TASK TO COMPLETE:
Leaving out the images, please reproduce each line below exactly.

THE DATA:
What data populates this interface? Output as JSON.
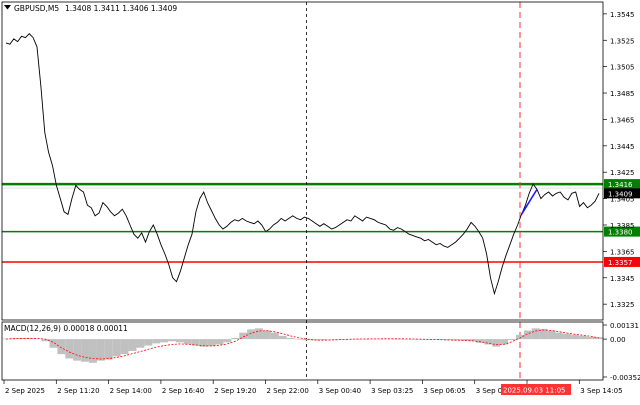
{
  "symbol_info": "GBPUSD,M5",
  "ohlc": "1.3408 1.3411 1.3406 1.3409",
  "macd_label": "MACD(12,26,9) 0.00018 0.00011",
  "colors": {
    "price": "#000000",
    "green_level": "#008000",
    "red_level": "#ff0000",
    "vline_red": "#ff3333",
    "vline_black": "#000000",
    "macd_hist": "#c0c0c0",
    "macd_signal": "#ff0000",
    "blue_segment": "#1a1aff",
    "axis_bg": "#ffffff"
  },
  "chart_data": [
    {
      "type": "line",
      "name": "price",
      "ylim": [
        1.3313,
        1.3554
      ],
      "y_ticks": [
        "1.3545",
        "1.3525",
        "1.3505",
        "1.3485",
        "1.3465",
        "1.3445",
        "1.3425",
        "1.3405",
        "1.3385",
        "1.3365",
        "1.3345",
        "1.3325"
      ],
      "x_ticks": [
        "2 Sep 2025",
        "2 Sep 11:20",
        "2 Sep 14:00",
        "2 Sep 16:40",
        "2 Sep 19:20",
        "2 Sep 22:00",
        "3 Sep 00:40",
        "3 Sep 03:25",
        "3 Sep 06:05",
        "3 Sep 08:45",
        "3 Sep 11:25",
        "3 Sep 14:05"
      ],
      "current_time_label": "2025.09.03 11:05",
      "levels": [
        {
          "label": "1.3416",
          "value": 1.3416,
          "color": "green"
        },
        {
          "label": "1.3380",
          "value": 1.338,
          "color": "green"
        },
        {
          "label": "1.3357",
          "value": 1.3357,
          "color": "red"
        }
      ],
      "current_price_label": "1.3409",
      "close_values": [
        1.3523,
        1.3522,
        1.3526,
        1.3524,
        1.3528,
        1.3527,
        1.353,
        1.3527,
        1.352,
        1.349,
        1.3455,
        1.344,
        1.343,
        1.3415,
        1.3405,
        1.3395,
        1.3393,
        1.3405,
        1.3415,
        1.3412,
        1.341,
        1.34,
        1.3398,
        1.3392,
        1.3394,
        1.3402,
        1.3399,
        1.3395,
        1.3392,
        1.3394,
        1.3397,
        1.3392,
        1.3385,
        1.3378,
        1.3375,
        1.3379,
        1.3372,
        1.338,
        1.3385,
        1.3378,
        1.337,
        1.3363,
        1.3355,
        1.3345,
        1.3342,
        1.335,
        1.336,
        1.337,
        1.3378,
        1.3395,
        1.3405,
        1.341,
        1.3402,
        1.3396,
        1.339,
        1.3385,
        1.3382,
        1.3384,
        1.3387,
        1.3389,
        1.3388,
        1.339,
        1.3388,
        1.3387,
        1.3386,
        1.3388,
        1.3385,
        1.338,
        1.3382,
        1.3385,
        1.3387,
        1.339,
        1.3388,
        1.339,
        1.3392,
        1.339,
        1.3389,
        1.3391,
        1.339,
        1.3388,
        1.3386,
        1.3384,
        1.3386,
        1.3384,
        1.3382,
        1.3383,
        1.3385,
        1.3387,
        1.3389,
        1.3388,
        1.3392,
        1.339,
        1.3388,
        1.3391,
        1.339,
        1.3389,
        1.3387,
        1.3386,
        1.3385,
        1.3382,
        1.3381,
        1.3383,
        1.3382,
        1.338,
        1.3378,
        1.3377,
        1.3376,
        1.3375,
        1.3373,
        1.3374,
        1.3372,
        1.337,
        1.3371,
        1.3369,
        1.3368,
        1.337,
        1.3372,
        1.3375,
        1.3378,
        1.3382,
        1.3387,
        1.3384,
        1.338,
        1.3375,
        1.3363,
        1.3345,
        1.3333,
        1.3342,
        1.3353,
        1.3362,
        1.337,
        1.3378,
        1.3385,
        1.3393,
        1.34,
        1.3409,
        1.3416,
        1.3412,
        1.3405,
        1.3408,
        1.341,
        1.3407,
        1.3409,
        1.341,
        1.3406,
        1.3404,
        1.3409,
        1.341,
        1.3399,
        1.3402,
        1.3398,
        1.34,
        1.3403,
        1.3409
      ],
      "blue_segment": {
        "from_index": 133,
        "to_index": 137
      }
    },
    {
      "type": "line",
      "name": "MACD(12,26,9)",
      "ylim": [
        -0.00352,
        0.00131
      ],
      "y_ticks": [
        "0.00131",
        "0.00",
        "-0.00352"
      ],
      "histogram": [
        5e-05,
        8e-05,
        0.0001,
        9e-05,
        7e-05,
        -0.0002,
        -0.0008,
        -0.0014,
        -0.0018,
        -0.002,
        -0.0021,
        -0.0022,
        -0.002,
        -0.0019,
        -0.0016,
        -0.0014,
        -0.0011,
        -0.0008,
        -0.0006,
        -0.0004,
        -0.0003,
        -0.0002,
        -0.0003,
        -0.00045,
        -0.0006,
        -0.0007,
        -0.00065,
        -0.0005,
        -0.0003,
        0.0001,
        0.0006,
        0.0009,
        0.001,
        0.0008,
        0.0006,
        0.0003,
        0.0001,
        -5e-05,
        -0.0001,
        -0.00012,
        -8e-05,
        -5e-05,
        -2e-05,
        0.0,
        2e-05,
        1e-05,
        2e-05,
        3e-05,
        4e-05,
        3e-05,
        2e-05,
        0.0,
        -2e-05,
        -4e-05,
        -6e-05,
        -8e-05,
        -0.0001,
        -0.00012,
        -0.00015,
        -0.0002,
        -0.00035,
        -0.0005,
        -0.0007,
        -0.0005,
        -0.0001,
        0.0004,
        0.0008,
        0.001,
        0.00095,
        0.0008,
        0.0006,
        0.0005,
        0.0004,
        0.0003,
        0.0002,
        0.00018
      ],
      "signal": [
        0.0,
        4e-05,
        6e-05,
        7e-05,
        6e-05,
        0.0,
        -0.0003,
        -0.0008,
        -0.0012,
        -0.0015,
        -0.0017,
        -0.0018,
        -0.00185,
        -0.0018,
        -0.0017,
        -0.00155,
        -0.00135,
        -0.00115,
        -0.00095,
        -0.00075,
        -0.0006,
        -0.0005,
        -0.00045,
        -0.00048,
        -0.00055,
        -0.00062,
        -0.00064,
        -0.00058,
        -0.00045,
        -0.0002,
        0.0002,
        0.00055,
        0.00075,
        0.00078,
        0.00068,
        0.0005,
        0.0003,
        0.00012,
        0.0,
        -8e-05,
        -0.0001,
        -9e-05,
        -6e-05,
        -3e-05,
        0.0,
        1e-05,
        2e-05,
        2e-05,
        3e-05,
        3e-05,
        3e-05,
        2e-05,
        0.0,
        -2e-05,
        -4e-05,
        -6e-05,
        -8e-05,
        -0.0001,
        -0.00012,
        -0.00016,
        -0.00025,
        -0.00038,
        -0.00052,
        -0.00048,
        -0.00025,
        0.0001,
        0.0005,
        0.00075,
        0.00085,
        0.0008,
        0.00068,
        0.00056,
        0.00045,
        0.00035,
        0.00025,
        0.00011
      ]
    }
  ]
}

OUTPUT:
What data populates this interface? Output as JSON.
{
  "symbol_info": "GBPUSD,M5",
  "ohlc": "1.3408 1.3411 1.3406 1.3409",
  "macd_label": "MACD(12,26,9) 0.00018 0.00011",
  "colors": {
    "price": "#000000",
    "green_level": "#008000",
    "red_level": "#ff0000",
    "vline_red": "#ff3333",
    "vline_black": "#000000",
    "macd_hist": "#c0c0c0",
    "macd_signal": "#ff0000",
    "blue_segment": "#1a1aff",
    "axis_bg": "#ffffff"
  },
  "chart_data": [
    {
      "type": "line",
      "name": "price",
      "ylim": [
        1.3313,
        1.3554
      ],
      "y_ticks": [
        "1.3545",
        "1.3525",
        "1.3505",
        "1.3485",
        "1.3465",
        "1.3445",
        "1.3425",
        "1.3405",
        "1.3385",
        "1.3365",
        "1.3345",
        "1.3325"
      ],
      "x_ticks": [
        "2 Sep 2025",
        "2 Sep 11:20",
        "2 Sep 14:00",
        "2 Sep 16:40",
        "2 Sep 19:20",
        "2 Sep 22:00",
        "3 Sep 00:40",
        "3 Sep 03:25",
        "3 Sep 06:05",
        "3 Sep 08:45",
        "3 Sep 11:25",
        "3 Sep 14:05"
      ],
      "current_time_label": "2025.09.03 11:05",
      "levels": [
        {
          "label": "1.3416",
          "value": 1.3416,
          "color": "green"
        },
        {
          "label": "1.3380",
          "value": 1.338,
          "color": "green"
        },
        {
          "label": "1.3357",
          "value": 1.3357,
          "color": "red"
        }
      ],
      "current_price_label": "1.3409",
      "close_values": [
        1.3523,
        1.3522,
        1.3526,
        1.3524,
        1.3528,
        1.3527,
        1.353,
        1.3527,
        1.352,
        1.349,
        1.3455,
        1.344,
        1.343,
        1.3415,
        1.3405,
        1.3395,
        1.3393,
        1.3405,
        1.3415,
        1.3412,
        1.341,
        1.34,
        1.3398,
        1.3392,
        1.3394,
        1.3402,
        1.3399,
        1.3395,
        1.3392,
        1.3394,
        1.3397,
        1.3392,
        1.3385,
        1.3378,
        1.3375,
        1.3379,
        1.3372,
        1.338,
        1.3385,
        1.3378,
        1.337,
        1.3363,
        1.3355,
        1.3345,
        1.3342,
        1.335,
        1.336,
        1.337,
        1.3378,
        1.3395,
        1.3405,
        1.341,
        1.3402,
        1.3396,
        1.339,
        1.3385,
        1.3382,
        1.3384,
        1.3387,
        1.3389,
        1.3388,
        1.339,
        1.3388,
        1.3387,
        1.3386,
        1.3388,
        1.3385,
        1.338,
        1.3382,
        1.3385,
        1.3387,
        1.339,
        1.3388,
        1.339,
        1.3392,
        1.339,
        1.3389,
        1.3391,
        1.339,
        1.3388,
        1.3386,
        1.3384,
        1.3386,
        1.3384,
        1.3382,
        1.3383,
        1.3385,
        1.3387,
        1.3389,
        1.3388,
        1.3392,
        1.339,
        1.3388,
        1.3391,
        1.339,
        1.3389,
        1.3387,
        1.3386,
        1.3385,
        1.3382,
        1.3381,
        1.3383,
        1.3382,
        1.338,
        1.3378,
        1.3377,
        1.3376,
        1.3375,
        1.3373,
        1.3374,
        1.3372,
        1.337,
        1.3371,
        1.3369,
        1.3368,
        1.337,
        1.3372,
        1.3375,
        1.3378,
        1.3382,
        1.3387,
        1.3384,
        1.338,
        1.3375,
        1.3363,
        1.3345,
        1.3333,
        1.3342,
        1.3353,
        1.3362,
        1.337,
        1.3378,
        1.3385,
        1.3393,
        1.34,
        1.3409,
        1.3416,
        1.3412,
        1.3405,
        1.3408,
        1.341,
        1.3407,
        1.3409,
        1.341,
        1.3406,
        1.3404,
        1.3409,
        1.341,
        1.3399,
        1.3402,
        1.3398,
        1.34,
        1.3403,
        1.3409
      ],
      "blue_segment": {
        "from_index": 133,
        "to_index": 137
      }
    },
    {
      "type": "line",
      "name": "MACD(12,26,9)",
      "ylim": [
        -0.00352,
        0.00131
      ],
      "y_ticks": [
        "0.00131",
        "0.00",
        "-0.00352"
      ],
      "histogram": [
        5e-05,
        8e-05,
        0.0001,
        9e-05,
        7e-05,
        -0.0002,
        -0.0008,
        -0.0014,
        -0.0018,
        -0.002,
        -0.0021,
        -0.0022,
        -0.002,
        -0.0019,
        -0.0016,
        -0.0014,
        -0.0011,
        -0.0008,
        -0.0006,
        -0.0004,
        -0.0003,
        -0.0002,
        -0.0003,
        -0.00045,
        -0.0006,
        -0.0007,
        -0.00065,
        -0.0005,
        -0.0003,
        0.0001,
        0.0006,
        0.0009,
        0.001,
        0.0008,
        0.0006,
        0.0003,
        0.0001,
        -5e-05,
        -0.0001,
        -0.00012,
        -8e-05,
        -5e-05,
        -2e-05,
        0.0,
        2e-05,
        1e-05,
        2e-05,
        3e-05,
        4e-05,
        3e-05,
        2e-05,
        0.0,
        -2e-05,
        -4e-05,
        -6e-05,
        -8e-05,
        -0.0001,
        -0.00012,
        -0.00015,
        -0.0002,
        -0.00035,
        -0.0005,
        -0.0007,
        -0.0005,
        -0.0001,
        0.0004,
        0.0008,
        0.001,
        0.00095,
        0.0008,
        0.0006,
        0.0005,
        0.0004,
        0.0003,
        0.0002,
        0.00018
      ],
      "signal": [
        0.0,
        4e-05,
        6e-05,
        7e-05,
        6e-05,
        0.0,
        -0.0003,
        -0.0008,
        -0.0012,
        -0.0015,
        -0.0017,
        -0.0018,
        -0.00185,
        -0.0018,
        -0.0017,
        -0.00155,
        -0.00135,
        -0.00115,
        -0.00095,
        -0.00075,
        -0.0006,
        -0.0005,
        -0.00045,
        -0.00048,
        -0.00055,
        -0.00062,
        -0.00064,
        -0.00058,
        -0.00045,
        -0.0002,
        0.0002,
        0.00055,
        0.00075,
        0.00078,
        0.00068,
        0.0005,
        0.0003,
        0.00012,
        0.0,
        -8e-05,
        -0.0001,
        -9e-05,
        -6e-05,
        -3e-05,
        0.0,
        1e-05,
        2e-05,
        2e-05,
        3e-05,
        3e-05,
        3e-05,
        2e-05,
        0.0,
        -2e-05,
        -4e-05,
        -6e-05,
        -8e-05,
        -0.0001,
        -0.00012,
        -0.00016,
        -0.00025,
        -0.00038,
        -0.00052,
        -0.00048,
        -0.00025,
        0.0001,
        0.0005,
        0.00075,
        0.00085,
        0.0008,
        0.00068,
        0.00056,
        0.00045,
        0.00035,
        0.00025,
        0.00011
      ]
    }
  ]
}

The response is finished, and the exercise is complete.